Wall Street cheers HP, Fiorina

Why Hewlett-Packard's new CEO and a commitment to reinventing itself is paying huge dividends.

It didn't take long for Wall Street and Hewlett-Packard Co. analysts to warm up to CEO Carly Fiorina. And why not? HP's commitment to reinventing itself is already paying huge dividends.

It wasn't too long ago that HP (NYSE: HWP) shares were tanking. The fact that the stock slide roughly coincided with Fiorina's appointment as CEO appears to be more coincidence than any evil chauvinistic conspiracy.

Let's take a look at what's happened to HP shares since she took the reins in late September:

HP shares were trading above $110 a share in early September, but the stock started to show weakness when analysts heard whispers that its fourth-quarter earnings and sales would fall short of estimates.

In early October Fiorina said HP had "a decent shot" at meeting the original First Call Corp. consensus estimate of 98 cents a share in the fourth quarter. She added, however, that it expected total sales growth to be at the low end of the 10 percent to 13 percent range projected by analysts.

Cost cutting and upsides no help
Unfortunately for Fiorina and HP shareholders, HP was unable to make up for the North American sales shortfall through cost cutting and upsides in other business areas. It was also tagged by an earthquake in Taiwan that disrupted PC production for several weeks.

Meanwhile, HP shares tumbled as several analysts cut the stock and lowered their earnings estimates.

Steadily, HP shares started their descent, falling to below $65 a share in late October even though it managed to beat lowered analysts' estimates. In the fourth quarter it earned $760 million, or 75 cents a share, on sales of $11.4 billion.

Analysts had lowered their estimate to 73 cents a share after the profit warning.

Fiorina jinxed?
Fiorina must have felted jinxed. With apologies to Meg Whitman at eBay (Nasdaq: EBAY) and Carol Bartz at Autodesk Inc. (Nasdaq: ADSK), Fiorina is the top female executive in the technology industry, if not the world.

But after the dog days of October, a funny thing happened on the way into the new millennium.

HP shares started to pick up momentum on reports that sales of its low- and high-end servers were on the upswing. While the PC business was still struggling, early indicators pointed to a better-than-expected first-quarter profit.

From November to early February HP shares went on a remarkable run-up, surging 93 percent to a 52-week high of 132 ahead of its first-quarter earnings report.

HP delivered better-than-expected sales and earnings in its first quarter this week, raking in $794 million, or 80 cents a share, on sales of $11.67 billion.

First Call's consensus expected it to earn 77 cents a share in the quarter.

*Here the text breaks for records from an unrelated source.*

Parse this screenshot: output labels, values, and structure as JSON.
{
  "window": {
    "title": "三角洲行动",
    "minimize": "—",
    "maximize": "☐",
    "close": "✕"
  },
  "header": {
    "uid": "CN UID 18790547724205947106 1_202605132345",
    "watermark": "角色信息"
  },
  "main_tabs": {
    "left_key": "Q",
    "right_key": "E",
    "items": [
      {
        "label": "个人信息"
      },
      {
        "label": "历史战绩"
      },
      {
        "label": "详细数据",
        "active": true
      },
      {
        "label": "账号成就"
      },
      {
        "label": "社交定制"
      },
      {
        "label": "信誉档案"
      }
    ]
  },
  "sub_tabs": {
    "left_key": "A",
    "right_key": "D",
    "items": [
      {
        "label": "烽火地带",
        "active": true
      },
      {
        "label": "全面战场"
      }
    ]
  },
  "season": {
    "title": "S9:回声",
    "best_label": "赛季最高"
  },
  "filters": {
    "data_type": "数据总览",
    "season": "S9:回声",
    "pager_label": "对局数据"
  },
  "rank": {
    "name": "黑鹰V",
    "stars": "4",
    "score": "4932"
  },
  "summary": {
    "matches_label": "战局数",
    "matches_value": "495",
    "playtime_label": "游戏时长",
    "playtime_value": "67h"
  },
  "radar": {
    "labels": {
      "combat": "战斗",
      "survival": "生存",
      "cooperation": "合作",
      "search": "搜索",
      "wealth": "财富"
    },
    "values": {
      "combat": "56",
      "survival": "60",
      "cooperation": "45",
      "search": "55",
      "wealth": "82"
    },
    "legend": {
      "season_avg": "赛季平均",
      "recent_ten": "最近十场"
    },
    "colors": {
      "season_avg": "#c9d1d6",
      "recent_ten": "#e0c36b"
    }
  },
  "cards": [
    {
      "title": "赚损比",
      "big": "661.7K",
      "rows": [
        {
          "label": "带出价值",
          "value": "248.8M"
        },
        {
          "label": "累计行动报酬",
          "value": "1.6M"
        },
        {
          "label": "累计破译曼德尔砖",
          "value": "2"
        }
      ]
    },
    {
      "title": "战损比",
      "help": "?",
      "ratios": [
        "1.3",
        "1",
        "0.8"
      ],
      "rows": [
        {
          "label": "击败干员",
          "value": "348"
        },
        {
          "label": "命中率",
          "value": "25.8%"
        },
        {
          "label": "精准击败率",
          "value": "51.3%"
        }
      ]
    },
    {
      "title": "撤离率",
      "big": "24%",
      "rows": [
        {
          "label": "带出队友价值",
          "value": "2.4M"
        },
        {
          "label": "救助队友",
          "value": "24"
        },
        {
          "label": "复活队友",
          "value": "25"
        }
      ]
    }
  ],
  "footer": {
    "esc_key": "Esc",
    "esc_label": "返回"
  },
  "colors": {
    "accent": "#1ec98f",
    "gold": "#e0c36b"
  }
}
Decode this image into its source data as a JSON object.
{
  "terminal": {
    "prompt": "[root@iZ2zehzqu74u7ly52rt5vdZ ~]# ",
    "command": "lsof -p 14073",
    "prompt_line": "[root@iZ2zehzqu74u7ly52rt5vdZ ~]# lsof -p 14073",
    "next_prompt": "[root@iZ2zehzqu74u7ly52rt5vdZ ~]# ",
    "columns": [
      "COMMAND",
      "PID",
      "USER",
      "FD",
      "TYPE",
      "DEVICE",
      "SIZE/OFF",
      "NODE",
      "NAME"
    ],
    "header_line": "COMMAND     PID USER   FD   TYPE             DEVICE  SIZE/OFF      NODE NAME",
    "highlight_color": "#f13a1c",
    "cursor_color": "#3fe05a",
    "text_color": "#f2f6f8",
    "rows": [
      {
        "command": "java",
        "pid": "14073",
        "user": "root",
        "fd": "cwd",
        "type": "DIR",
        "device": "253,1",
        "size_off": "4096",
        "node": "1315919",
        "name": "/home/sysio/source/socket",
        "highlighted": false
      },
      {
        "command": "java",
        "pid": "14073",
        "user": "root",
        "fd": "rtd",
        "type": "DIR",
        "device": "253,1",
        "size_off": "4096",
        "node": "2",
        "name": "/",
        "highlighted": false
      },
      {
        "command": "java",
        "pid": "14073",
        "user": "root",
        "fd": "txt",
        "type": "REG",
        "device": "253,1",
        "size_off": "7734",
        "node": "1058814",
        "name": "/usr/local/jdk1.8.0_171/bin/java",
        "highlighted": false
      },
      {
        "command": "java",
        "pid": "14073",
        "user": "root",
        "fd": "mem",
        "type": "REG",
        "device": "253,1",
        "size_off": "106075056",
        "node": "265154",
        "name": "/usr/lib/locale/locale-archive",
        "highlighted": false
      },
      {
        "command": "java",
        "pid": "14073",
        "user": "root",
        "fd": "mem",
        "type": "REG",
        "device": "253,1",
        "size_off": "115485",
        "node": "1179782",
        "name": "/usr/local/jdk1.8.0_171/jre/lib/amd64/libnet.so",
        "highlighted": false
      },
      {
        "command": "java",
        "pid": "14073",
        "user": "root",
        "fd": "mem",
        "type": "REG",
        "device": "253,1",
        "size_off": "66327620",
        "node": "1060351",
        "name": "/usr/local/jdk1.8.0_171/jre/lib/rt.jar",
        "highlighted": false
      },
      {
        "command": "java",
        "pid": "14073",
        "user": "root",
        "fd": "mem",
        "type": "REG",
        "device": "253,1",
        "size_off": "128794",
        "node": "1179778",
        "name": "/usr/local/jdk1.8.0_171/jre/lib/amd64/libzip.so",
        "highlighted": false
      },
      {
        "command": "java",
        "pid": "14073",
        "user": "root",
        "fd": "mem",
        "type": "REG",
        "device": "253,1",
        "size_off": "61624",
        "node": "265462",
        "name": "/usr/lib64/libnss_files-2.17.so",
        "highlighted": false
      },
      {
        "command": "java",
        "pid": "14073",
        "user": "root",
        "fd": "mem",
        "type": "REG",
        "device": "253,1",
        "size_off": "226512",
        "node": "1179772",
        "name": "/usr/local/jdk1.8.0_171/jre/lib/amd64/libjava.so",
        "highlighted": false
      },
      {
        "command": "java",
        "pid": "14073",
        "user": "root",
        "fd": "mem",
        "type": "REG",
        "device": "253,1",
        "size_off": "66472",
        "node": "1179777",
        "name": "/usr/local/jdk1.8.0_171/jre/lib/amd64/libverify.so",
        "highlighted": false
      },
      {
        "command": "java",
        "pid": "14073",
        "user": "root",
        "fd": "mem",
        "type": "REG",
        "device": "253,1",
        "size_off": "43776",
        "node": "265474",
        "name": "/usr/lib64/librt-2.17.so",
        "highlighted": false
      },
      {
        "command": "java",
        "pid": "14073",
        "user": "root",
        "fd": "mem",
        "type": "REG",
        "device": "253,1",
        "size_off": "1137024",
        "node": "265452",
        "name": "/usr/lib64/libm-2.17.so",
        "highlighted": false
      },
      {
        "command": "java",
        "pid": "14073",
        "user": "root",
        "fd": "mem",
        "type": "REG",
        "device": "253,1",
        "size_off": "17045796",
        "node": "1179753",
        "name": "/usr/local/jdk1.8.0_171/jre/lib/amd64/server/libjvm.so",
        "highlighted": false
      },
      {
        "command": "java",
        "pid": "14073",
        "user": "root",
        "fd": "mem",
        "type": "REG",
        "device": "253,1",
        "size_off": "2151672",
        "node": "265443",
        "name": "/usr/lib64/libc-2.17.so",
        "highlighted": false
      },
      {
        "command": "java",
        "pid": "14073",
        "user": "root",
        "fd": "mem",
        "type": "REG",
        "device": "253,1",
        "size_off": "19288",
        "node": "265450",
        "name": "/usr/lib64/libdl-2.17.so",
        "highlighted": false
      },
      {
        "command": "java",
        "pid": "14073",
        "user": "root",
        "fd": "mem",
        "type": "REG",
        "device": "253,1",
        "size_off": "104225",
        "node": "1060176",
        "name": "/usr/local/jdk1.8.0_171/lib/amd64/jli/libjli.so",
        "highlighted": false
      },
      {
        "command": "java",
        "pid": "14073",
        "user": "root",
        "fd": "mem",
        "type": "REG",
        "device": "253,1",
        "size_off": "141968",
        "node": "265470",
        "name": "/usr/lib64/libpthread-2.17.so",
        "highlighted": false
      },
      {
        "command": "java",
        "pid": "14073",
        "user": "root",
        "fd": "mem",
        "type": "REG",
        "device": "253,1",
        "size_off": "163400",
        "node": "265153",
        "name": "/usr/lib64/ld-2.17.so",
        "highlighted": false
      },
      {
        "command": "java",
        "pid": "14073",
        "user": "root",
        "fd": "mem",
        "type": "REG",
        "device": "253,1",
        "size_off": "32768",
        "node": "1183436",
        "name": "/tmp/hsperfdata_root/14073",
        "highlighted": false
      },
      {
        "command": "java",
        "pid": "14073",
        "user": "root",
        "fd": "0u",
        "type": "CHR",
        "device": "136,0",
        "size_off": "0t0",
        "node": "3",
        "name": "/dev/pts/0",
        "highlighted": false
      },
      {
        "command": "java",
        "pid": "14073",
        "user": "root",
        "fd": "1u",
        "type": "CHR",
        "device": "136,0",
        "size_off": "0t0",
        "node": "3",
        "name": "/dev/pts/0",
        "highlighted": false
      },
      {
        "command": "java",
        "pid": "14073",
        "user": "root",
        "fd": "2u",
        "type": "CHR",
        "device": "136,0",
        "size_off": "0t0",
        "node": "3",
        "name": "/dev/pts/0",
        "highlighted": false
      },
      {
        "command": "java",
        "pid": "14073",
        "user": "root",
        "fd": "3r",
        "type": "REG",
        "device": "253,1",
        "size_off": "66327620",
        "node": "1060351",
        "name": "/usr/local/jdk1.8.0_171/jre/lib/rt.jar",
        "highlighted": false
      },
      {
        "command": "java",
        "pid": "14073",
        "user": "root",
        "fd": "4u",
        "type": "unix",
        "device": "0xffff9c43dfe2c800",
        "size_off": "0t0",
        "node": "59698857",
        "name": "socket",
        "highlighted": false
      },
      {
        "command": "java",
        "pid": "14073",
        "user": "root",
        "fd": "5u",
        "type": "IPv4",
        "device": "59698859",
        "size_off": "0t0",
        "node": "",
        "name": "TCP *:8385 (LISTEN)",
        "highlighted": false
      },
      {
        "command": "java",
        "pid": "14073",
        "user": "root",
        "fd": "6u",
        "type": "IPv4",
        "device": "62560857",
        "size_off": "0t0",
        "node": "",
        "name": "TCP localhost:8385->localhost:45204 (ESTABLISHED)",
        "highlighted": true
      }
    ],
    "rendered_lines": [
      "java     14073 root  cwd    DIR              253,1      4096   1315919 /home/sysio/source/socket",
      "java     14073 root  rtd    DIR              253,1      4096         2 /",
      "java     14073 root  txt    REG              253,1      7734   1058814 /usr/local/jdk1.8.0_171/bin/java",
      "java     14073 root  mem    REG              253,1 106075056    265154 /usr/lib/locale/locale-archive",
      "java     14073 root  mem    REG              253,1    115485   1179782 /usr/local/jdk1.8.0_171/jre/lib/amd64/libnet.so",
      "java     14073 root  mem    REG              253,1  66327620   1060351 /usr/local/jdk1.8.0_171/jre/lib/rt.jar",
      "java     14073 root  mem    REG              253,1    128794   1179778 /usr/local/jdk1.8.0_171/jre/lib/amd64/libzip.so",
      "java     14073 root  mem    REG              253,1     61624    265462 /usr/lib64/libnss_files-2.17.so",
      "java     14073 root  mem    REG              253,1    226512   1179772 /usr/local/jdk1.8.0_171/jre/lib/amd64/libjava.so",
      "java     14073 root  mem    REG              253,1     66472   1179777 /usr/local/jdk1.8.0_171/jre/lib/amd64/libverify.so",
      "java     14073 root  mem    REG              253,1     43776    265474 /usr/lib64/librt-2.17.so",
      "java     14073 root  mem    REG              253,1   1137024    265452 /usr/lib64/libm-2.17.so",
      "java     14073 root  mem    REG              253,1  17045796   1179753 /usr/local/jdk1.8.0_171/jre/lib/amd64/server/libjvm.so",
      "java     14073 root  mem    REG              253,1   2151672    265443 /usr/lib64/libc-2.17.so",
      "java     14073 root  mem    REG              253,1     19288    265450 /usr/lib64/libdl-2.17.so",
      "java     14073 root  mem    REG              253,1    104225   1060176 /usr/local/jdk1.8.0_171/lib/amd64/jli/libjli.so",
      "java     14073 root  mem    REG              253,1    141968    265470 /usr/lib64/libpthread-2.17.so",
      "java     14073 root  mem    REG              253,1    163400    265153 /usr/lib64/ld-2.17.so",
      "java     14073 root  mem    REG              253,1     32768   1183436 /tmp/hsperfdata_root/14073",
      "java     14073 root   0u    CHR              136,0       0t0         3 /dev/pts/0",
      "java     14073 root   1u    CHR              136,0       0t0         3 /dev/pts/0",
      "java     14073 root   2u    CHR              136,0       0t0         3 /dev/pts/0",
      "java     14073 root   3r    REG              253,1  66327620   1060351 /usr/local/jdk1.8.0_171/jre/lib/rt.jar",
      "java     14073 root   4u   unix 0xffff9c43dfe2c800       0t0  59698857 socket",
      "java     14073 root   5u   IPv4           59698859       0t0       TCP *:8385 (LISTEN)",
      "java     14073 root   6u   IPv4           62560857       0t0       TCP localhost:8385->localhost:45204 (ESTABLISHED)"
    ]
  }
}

"We delivered excellent results overall, particularly in terms of revenue growth," Fiorina said in a statement. "This progress reaffirms the strategic choices we're making, and we're pleased with the market reaction to our accelerating pace"

Boost from earnings report
Predictably, analysts offered positive comments about the stock following the stellar earnings report.

CS First Boston analyst Michael Kwantinetz raised his 2000 estimate to $3.40 a share from $3.35 and reiterated his "buy" recommendation.

Lehman Brothers analyst George Elling raised his price target to $160 a share from $130 a share and Deutsche Banc Alex Brown analyst Phil Rueppel upgraded the stock to a "strong buy" and set a 12-month price target of $160 a share.

Rueppel said that while the competitive landscape continues to be challenging for HP, he sees a "definite turning point" in the company's attitude and execution level.

Fiorina and her management team deserve a lot of credit for that attitude change, as well as the sharp recovery in the stock price.

Now that we've seen how Fiorina dealt with perhaps the most inauspicious CEO debut in recent memory, it will be interesting to see how she handles a little bit of success.